China today fired its longest and heaviest rocket, successfully sending its first woman astronaut along with two male colleagues into space to conduct the maiden manned docking of its space lab being built to rival Russia's Mir International Space Station.
In a text-book launch, Shenzhou-9 (Divine Craft) space ship carrying the three astronauts blasted off from the Jiuquan Satellite Launch Center in Gansu province. About ten minutes later it reached its intended orbit bringing cheers all around.
This is the longest and heaviest rocket China used so far, state television which telecast the event live said.
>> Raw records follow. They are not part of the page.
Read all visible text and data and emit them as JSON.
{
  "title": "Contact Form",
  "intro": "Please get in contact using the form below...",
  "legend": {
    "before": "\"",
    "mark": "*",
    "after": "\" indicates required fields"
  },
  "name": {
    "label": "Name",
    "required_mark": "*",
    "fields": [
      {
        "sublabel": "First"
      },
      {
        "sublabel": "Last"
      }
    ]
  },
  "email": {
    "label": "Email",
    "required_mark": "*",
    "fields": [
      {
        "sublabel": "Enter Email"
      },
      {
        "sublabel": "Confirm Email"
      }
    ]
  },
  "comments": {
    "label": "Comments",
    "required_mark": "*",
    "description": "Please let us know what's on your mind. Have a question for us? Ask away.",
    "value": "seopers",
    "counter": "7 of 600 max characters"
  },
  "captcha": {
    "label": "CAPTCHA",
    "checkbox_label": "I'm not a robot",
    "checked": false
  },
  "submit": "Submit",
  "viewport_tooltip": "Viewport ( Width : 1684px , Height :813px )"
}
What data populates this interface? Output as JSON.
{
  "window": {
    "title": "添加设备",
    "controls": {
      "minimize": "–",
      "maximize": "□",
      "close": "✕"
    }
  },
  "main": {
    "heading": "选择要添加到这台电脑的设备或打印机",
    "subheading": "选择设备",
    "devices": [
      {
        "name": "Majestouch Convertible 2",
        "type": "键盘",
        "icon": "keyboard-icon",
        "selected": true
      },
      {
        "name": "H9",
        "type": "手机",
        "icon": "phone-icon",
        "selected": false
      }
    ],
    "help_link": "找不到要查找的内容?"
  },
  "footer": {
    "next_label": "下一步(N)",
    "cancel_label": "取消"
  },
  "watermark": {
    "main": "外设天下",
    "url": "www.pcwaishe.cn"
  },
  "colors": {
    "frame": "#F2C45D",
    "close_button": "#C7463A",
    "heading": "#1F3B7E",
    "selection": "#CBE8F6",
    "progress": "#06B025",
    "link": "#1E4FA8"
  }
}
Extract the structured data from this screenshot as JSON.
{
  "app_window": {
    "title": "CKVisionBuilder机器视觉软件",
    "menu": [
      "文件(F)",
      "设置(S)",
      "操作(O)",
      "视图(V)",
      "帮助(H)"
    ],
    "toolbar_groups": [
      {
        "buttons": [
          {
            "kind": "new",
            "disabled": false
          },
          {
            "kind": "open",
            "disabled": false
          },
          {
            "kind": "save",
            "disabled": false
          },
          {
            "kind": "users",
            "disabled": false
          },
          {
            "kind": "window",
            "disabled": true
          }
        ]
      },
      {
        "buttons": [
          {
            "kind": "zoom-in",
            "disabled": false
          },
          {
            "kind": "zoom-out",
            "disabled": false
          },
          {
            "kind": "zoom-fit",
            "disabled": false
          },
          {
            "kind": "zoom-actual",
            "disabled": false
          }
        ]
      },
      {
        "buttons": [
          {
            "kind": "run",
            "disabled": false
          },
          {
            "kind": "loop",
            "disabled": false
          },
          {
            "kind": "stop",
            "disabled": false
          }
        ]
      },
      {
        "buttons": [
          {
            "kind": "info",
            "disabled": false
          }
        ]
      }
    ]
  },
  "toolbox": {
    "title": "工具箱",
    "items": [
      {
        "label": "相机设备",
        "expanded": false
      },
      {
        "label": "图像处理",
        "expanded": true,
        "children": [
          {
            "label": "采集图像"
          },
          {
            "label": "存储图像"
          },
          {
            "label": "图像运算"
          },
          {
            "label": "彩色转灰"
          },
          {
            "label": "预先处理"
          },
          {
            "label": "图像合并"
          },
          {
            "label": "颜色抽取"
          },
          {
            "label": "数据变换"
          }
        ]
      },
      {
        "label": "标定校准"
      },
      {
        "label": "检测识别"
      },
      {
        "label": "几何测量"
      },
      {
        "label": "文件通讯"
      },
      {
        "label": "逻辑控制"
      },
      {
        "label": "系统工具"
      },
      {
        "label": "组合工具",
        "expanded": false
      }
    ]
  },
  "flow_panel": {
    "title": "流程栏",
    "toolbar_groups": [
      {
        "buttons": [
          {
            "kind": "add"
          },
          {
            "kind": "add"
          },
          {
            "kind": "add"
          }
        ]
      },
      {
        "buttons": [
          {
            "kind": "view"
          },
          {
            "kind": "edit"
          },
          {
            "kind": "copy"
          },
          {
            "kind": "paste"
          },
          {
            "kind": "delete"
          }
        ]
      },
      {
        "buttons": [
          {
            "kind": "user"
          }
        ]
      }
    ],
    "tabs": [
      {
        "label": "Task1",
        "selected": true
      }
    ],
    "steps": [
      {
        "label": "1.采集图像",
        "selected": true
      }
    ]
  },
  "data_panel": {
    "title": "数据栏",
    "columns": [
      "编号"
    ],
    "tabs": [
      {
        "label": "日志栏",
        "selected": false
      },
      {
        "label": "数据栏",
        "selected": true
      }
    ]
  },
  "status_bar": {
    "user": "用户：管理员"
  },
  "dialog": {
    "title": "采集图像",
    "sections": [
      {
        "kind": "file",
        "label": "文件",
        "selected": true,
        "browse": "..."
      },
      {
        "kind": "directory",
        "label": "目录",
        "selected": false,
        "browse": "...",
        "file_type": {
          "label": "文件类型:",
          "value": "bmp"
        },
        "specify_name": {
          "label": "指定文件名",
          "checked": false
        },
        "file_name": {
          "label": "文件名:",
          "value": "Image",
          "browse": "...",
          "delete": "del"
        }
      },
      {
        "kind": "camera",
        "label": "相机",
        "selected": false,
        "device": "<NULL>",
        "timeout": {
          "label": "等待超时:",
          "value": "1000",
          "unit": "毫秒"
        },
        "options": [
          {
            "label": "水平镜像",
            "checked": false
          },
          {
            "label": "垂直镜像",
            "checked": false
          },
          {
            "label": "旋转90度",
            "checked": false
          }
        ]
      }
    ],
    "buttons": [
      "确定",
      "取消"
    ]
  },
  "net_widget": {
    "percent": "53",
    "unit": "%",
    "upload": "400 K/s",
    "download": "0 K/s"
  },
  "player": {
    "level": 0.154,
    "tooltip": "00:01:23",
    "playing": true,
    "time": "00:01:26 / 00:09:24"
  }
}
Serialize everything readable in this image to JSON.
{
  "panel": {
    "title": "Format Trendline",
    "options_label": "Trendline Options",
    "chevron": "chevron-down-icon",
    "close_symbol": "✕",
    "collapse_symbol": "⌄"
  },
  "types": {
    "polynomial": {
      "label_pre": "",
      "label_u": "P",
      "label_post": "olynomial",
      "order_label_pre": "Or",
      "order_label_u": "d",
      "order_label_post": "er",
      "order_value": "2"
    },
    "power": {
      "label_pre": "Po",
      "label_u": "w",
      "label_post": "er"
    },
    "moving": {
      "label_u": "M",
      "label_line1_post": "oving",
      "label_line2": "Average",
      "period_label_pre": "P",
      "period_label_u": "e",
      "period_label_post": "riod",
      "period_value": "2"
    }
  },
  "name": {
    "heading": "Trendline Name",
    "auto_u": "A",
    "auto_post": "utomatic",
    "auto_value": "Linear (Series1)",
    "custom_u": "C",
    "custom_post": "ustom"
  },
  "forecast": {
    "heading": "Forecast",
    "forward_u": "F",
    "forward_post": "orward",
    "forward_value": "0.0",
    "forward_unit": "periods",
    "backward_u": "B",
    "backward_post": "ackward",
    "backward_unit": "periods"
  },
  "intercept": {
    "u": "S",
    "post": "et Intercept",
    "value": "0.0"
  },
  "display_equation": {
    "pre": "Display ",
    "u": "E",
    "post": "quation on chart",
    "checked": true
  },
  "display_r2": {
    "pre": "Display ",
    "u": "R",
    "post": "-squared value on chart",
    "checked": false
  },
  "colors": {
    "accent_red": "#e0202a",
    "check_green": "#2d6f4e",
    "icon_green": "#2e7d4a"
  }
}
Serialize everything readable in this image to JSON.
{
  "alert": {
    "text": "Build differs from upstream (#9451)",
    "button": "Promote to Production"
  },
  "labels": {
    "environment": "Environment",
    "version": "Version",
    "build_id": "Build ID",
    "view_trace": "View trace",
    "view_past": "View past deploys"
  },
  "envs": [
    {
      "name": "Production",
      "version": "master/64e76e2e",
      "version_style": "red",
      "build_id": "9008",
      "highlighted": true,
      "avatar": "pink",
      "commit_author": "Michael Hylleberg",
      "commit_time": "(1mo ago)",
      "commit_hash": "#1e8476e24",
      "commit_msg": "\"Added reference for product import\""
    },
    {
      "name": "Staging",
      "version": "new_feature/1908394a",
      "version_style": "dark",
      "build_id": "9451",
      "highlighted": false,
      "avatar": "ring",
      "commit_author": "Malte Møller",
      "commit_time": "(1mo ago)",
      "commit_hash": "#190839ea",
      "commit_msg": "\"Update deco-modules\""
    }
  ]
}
The launch also highlights China's long range missile capability.
Liu Yang, who as an airforce pilot handled many emergencies with calm and composure got the honour to become China's first woman astronaut and world's 57th space woman.
Hailing from Linzhou in Central China's Henan Province, Liu became an astronaut in 2010.
Before the blast off the astronauts were given a reception by Wu Bunggo, Chairman of China's state legislature, the People’s Congress.
China conducted first manned mission in 2003 followed it up in 2005 and 2008. Experts say the design of Shenzhou rockets resembles the Russian Soyuz spacecraft.
Jing Haipeng, 46, will be the commander of the flight and Liu will be the manual docking operator of it.
The three-member crew will carry out China's first manned space docking mission, an important step toward building a space station by 2020.
Wu Ping, spokesperson for the manned space programme, said the mission includes both a robotic docking and a manual docking between the spacecraft and the orbiting Tiangong-1.
Astronauts will get out of the spacecraft and enter the Tiangong-1 space lab module for the first time.
They will stay in Tiangong-1 for about 10 days before returning to earth, she said.
"With this mission, China is expected to fully test its space rendezvous and docking technologies - "the precondition for building a space station" -and check the space lab module's ability to accommodate astronauts," she said.
The space station being built to rival Mir was expected to be ready by 2020.
Participation of the first woman astronaut will help test the products and equipment that China develops for women in space, and evaluate its selection standards and training tactics for women astronauts, she said.
A woman astronaut was chosen as ladies have advantages of being thoughtful, meticulous and tolerant, which will help improve the crew's working efficiency.
"Also, it is the indispensable trend and the anticipation of the people," she said.
The first woman in space was former Soviet Union cosmonaut Valentina Tereshkova, who entered space and history in June 1963 after that Women from US, UK, France, Canada, Japan and South Korea have also been to space.
"Even though Tiangong-1 is very modest compared to the International Space Station (ISS), and even to the first Russian and US space stations, it is nonetheless a starting point for long-term Chinese expeditions in Earth orbit," space policy analyst Marcia Smith, founder and editor of spacepolicyonline.com, told news portal space.com.
This is an attempt by China to build its permanent space station besides its efforts to build its Global Positioning System (GPS).
Pang Zhihao, managing editor of Space International magazine published by the China Academy of Space Technology said that many breakthroughs are set to be made in Chinese space technology during the Shenzhou-9 mission.
"The mission will test the manual docking, of which the success ratio is very high because astronauts on board can make adjustments to ensure the docking is accurate and safe.
Furthermore, the 13-day mission in space will fully test the functions of Tiangong-1," Pang said.